SOURCE INFORMATION:
+++++

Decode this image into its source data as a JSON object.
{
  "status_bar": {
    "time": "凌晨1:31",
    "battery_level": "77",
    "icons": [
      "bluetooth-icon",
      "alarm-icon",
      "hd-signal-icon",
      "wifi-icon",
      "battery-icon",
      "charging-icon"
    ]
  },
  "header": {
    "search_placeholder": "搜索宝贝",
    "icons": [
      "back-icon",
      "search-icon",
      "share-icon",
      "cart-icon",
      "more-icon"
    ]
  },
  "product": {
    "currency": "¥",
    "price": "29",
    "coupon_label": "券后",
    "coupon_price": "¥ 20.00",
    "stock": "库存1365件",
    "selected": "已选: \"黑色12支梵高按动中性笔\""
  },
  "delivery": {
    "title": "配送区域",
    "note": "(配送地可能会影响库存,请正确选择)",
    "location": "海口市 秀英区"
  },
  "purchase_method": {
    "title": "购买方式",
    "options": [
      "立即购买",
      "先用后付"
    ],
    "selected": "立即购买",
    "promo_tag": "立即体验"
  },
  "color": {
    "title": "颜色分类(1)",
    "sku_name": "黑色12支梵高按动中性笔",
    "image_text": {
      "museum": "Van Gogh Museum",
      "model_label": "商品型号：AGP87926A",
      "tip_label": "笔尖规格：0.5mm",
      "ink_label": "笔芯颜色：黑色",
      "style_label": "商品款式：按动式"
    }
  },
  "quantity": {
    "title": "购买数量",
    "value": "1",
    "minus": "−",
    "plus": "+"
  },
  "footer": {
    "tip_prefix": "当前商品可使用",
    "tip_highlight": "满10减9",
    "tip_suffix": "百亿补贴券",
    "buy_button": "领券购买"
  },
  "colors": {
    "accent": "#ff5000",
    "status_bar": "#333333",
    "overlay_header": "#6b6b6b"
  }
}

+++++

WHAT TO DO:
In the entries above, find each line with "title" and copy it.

SOLUTION TO THIS EXERCISE:
    "title": "配送区域",
    "title": "购买方式",
    "title": "颜色分类(1)",
    "title": "购买数量",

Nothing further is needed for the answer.